Jack Eyers has proved that it is possible to be disabled, fit and sexy by becoming the first ever amputee to win the coveted title of Mr England.
Jack, 28, who is a personal trainer and fashion model, beat off stiff competition from 24 other finalists in the contest to win the title. He now hopes to capitalize on his success by becoming a role model for other disabled young people, and showing them that if you believe you can do something, then you can.
If all this seems to be a long way for a disabled person to travel, it is. Jack was born with a rare condition called Proximal Femoral Focal Deficiency, which prevented his right leg from growing properly. At the age of 16 he took the brave decision to have the leg amputated.
The period that followed the operation was difficult: there was a lack of visible role models to give him inspiration. “The Paralympians weren’t in the media much back then or the military heroes. I was very lost and had to find my own way.”
Lacking direction, Jack started to work out at the gym, and then a chance meeting gave him inspiration.

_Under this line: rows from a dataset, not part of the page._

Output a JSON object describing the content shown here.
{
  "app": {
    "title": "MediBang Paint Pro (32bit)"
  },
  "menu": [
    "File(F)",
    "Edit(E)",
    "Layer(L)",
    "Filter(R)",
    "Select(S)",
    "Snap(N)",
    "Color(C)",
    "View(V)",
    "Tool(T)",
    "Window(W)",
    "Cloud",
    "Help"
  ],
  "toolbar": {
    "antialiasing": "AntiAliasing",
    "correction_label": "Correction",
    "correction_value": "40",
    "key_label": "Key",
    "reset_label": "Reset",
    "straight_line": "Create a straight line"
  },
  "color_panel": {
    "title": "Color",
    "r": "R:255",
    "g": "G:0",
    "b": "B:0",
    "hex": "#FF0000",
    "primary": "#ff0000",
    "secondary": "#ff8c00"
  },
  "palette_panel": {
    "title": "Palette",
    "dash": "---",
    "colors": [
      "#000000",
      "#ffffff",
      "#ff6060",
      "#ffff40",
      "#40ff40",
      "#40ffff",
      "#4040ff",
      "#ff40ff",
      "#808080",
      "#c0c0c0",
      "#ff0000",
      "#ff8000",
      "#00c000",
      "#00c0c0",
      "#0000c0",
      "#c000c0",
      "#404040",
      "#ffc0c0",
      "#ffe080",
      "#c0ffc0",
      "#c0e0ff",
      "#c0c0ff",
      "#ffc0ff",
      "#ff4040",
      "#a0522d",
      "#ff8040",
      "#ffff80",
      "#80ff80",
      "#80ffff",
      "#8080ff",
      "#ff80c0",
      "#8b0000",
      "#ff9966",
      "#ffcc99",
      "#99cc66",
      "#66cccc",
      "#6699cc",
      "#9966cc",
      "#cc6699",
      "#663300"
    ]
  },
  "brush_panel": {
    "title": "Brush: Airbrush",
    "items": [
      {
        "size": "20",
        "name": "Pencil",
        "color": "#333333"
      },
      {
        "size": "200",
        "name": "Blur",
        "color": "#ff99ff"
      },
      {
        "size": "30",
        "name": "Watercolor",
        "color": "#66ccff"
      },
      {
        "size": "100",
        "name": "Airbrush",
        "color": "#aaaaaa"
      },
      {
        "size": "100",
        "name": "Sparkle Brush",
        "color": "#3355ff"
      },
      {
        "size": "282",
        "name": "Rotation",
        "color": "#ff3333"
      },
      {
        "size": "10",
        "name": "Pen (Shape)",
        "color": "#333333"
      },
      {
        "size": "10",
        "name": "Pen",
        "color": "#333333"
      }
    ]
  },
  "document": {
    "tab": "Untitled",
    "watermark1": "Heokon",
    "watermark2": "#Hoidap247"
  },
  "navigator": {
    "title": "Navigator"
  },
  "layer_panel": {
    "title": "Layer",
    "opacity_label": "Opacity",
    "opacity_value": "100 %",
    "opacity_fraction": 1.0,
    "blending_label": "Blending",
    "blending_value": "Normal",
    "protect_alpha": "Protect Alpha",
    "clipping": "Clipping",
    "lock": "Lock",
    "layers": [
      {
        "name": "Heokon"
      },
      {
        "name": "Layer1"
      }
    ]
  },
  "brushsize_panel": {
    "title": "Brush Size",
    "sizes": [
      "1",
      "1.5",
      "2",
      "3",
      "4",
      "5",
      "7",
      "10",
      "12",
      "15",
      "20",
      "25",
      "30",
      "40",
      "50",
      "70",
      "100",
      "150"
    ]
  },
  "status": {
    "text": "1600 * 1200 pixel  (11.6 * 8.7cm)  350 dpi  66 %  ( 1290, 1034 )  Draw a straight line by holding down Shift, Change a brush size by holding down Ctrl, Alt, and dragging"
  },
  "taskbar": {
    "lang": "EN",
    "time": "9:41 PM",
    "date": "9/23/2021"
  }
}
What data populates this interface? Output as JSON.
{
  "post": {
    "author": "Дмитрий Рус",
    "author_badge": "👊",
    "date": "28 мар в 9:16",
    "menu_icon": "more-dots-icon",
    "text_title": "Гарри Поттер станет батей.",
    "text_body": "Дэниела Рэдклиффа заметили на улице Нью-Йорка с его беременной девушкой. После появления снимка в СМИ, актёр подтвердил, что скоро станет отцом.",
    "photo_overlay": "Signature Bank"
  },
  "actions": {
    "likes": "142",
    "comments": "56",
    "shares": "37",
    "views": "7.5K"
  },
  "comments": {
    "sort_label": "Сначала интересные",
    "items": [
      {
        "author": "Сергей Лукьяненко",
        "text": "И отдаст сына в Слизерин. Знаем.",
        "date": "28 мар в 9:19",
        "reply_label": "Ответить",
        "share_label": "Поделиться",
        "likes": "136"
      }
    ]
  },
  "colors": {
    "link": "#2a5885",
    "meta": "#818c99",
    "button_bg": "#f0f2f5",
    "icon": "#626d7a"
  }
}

“I met this stuntman who had just finished filming Saving Private Ryan with Stephen Spielberg,” Jack says. “He called himself the One-Legged Stuntman. He had this air of confidence about him and that was the first time I had met anyone with one leg that was living this crazy, celebrity lifestyle.”
Two years later, at 18, Jack became a stuntman too. “I started doing film work – being eaten by vampires and zombies. I also started working alongside the military, doing casualty simulations.”
Jack also began a career as a fashion model. He had been spotted by a modelling agency called Models of Diversity, a group who campaign for more diversity within the modelling industry. He appeared at New York Fashion Week, and then on the catwalk in Milan and Moscow.
As if this wasn’t enough, he utilised his keen interest in fitness to become a personal trainer, and then in 2012 he appeared in the Paralympics opening ceremony, learning acrobatics with a circus to get used to climbing ropes and swinging from a trapeze.
“That performance gave me such a buzz I’d never felt before,” he says. “I was hugely inspired by the feeling that disabled people can be powerful and that we’re not weak or incapable.”
As an amputee, Jack hadn’t had any thoughts of entering the Mr England contest. He was working as a personal trainer in Bournemouth when he was approached by talent scouts who were looking for entrants. “They were trying to find role models who would be the next inspiration,” he says.
After being interviewed, he and the other finalists were put into a Facebook group where the men were given challenges to undertake. “There were certain things you had to do to meet the criteria,” Jack explains. “There was a social media round, a talent round, a public vote round.
“It was a lot more commitment than I was originally aware of but I can totally see the benefit now.”
Jack will hold the Mr England title for the next two years, and hopes to use the time to promote public awareness of two charities for whom he acts as ambassador – Models of Diversity, and Limb Power, which helps amputees get into fitness. He also hopes to work with a charity called Legs4Africa, which sends donated prosthetic legs to amputees in Africa.
In eight months time, he will represent England in the Mr World contest in China. “I’m pretty overwhelmed by it,” he confides, “But Mr World is the next big step.”